In Japan, the culture of “omotenashi,” or the spirit of respect for others, has taken root since ancient times.
You may have seen the scene where Christel Takigawa expressed “o-mo-te-na-shi” during her French speech at the Tokyo Olympics bid presentation.
Japanese people are originally known for their kindness, and especially when inviting others into their homes, they are made aware of the need to do their utmost to serve others.
What does the word “omotenashi” mean and how should it be used?
In this article, we would like to explain the meaning and usage of “omotenashi.
What is “Omotenashi”?
The word “omotenashi” is derived from the word “Omotenashi,” which means “without a front.
The word “omotenashi” is derived from the word “omotenashi”, which means “without front”, in other words, without “back”.
It means that we do not ask for anything in return from others, but simply wish to please them and act accordingly.
This culture of “omotenashi” is said to have already existed during the Heian period (794-1185 AD).
Deeply involved is the “sadou” (tea ceremony).
The tea ceremony is a culture in which powdered tencya, a different type of green tea, is stirred with hot water and drunk by visitors.
The ceremony is performed in a Japanese-style room (a room with tatami mats) with the participants sitting in seiza.
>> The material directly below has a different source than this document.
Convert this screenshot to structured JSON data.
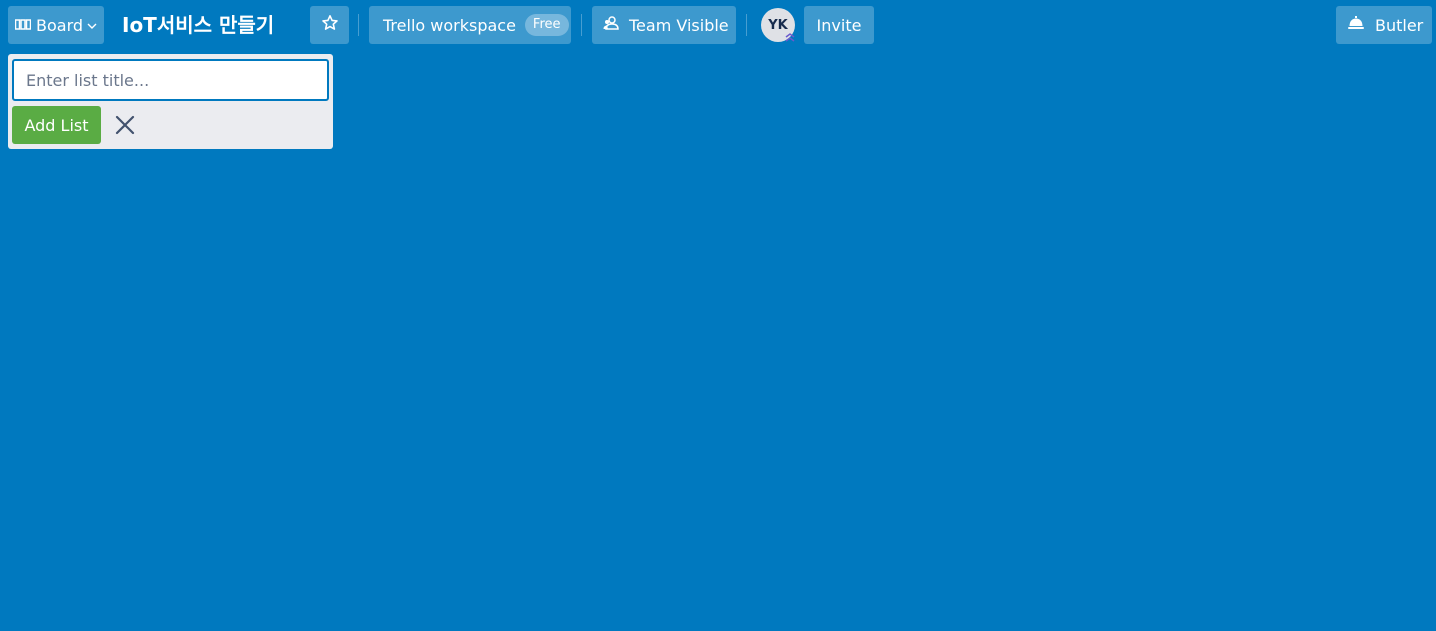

The tea is prepared and carefully mixed to make the people present feel comfortable and to entertain guests.
- To determine the preferences of the guests.
- To be well organized.
- To decorate naturally with flowers.
- Be patient and allow plenty of time.
- Be mindful and considerate of your guests.
Thus, the essence of modern “omotenashi” was already established 1,000 years ago.
It is different from manners and service.
Some people feel that “omotenashi” is similar to “manners” or “service,” but they are not the same thing.
Manners are only meant to ensure that “the bare minimum should be observed,” while service is the payment received for providing an action, such as customer service.
Service is a form of payment for providing a service or other action. “Omotenashi” has a different meaning from “omotenashi,” which is simply making an effort to make the other person feel comfortable without asking for anything in return.
The word “omotenashi” is often translated as “hospitality,” which means almost the same thing, but there are some differences.
If you actually come to Japan and receive “omotenashi,” you should be able to sense the difference.
Usage of “omotenashi”
The word “omotenashi” itself is not often used in daily life.
Therefore, even if you stay in Japan, you will probably not hear it very often.
It is not necessary to say it out loud, and it is probably better to say that it is a natural feeling among Japanese people.
It is not often used in conversation, but there are situations where it is used in writing.
Let me show you an example.
Examples of “omotenashi”
- The hotel is known for its warm “omotenashi.
- I can’t thank you enough for your omotenashi.
- Thank you very much for your “omotenashi.
- I will do my best to do “omotenashi” for you.
- I can’t do much “omotenashi” for you, but do you want to come visit?
- We will give you this as a gift in return for your omotenashi.
- We would like to “omotenashi” you with all our heart.
This is how “omotenashi” is used.
How to use “omotenashi”
If you invite friends or colleagues to your home during your stay in Japan, please do your best to “omotenashi” them.
The first thing you must be aware of is that it should not be “work”.
If you are conscious of trying to make the other person feel comfortable, you will constantly think about what needs to be done in your mind, and your brow will naturally wrinkle.
If this happens, you will look like you are not enjoying yourself, and the person you have invited may feel uncomfortable.
It is important to smile and express the emotion of “I am glad you came.
That smile is one of the spices of “omotenashi.
Prepare their favorite food and drinks, and clean and ventilate the room to make it comfortable.
After inviting them in, say to them, “Make yourself at home,” offer them food and drinks without trying too hard, and take the initiative in conversation to lighten the atmosphere of the place.
If you can do these things, you have done “omotenashi” well enough.
In this article, we have explained the meaning and usage of “omotenashi”.
Omotenashi” is an action to make the other person feel comfortable without asking for anything in return.
It is a feeling that Japanese people have as a matter of course, but many foreign nationals are impressed by the kindness of Japanese people.
When you visit Japan, why not try practicing “omotenashi” as well as receiving “omotenashi”?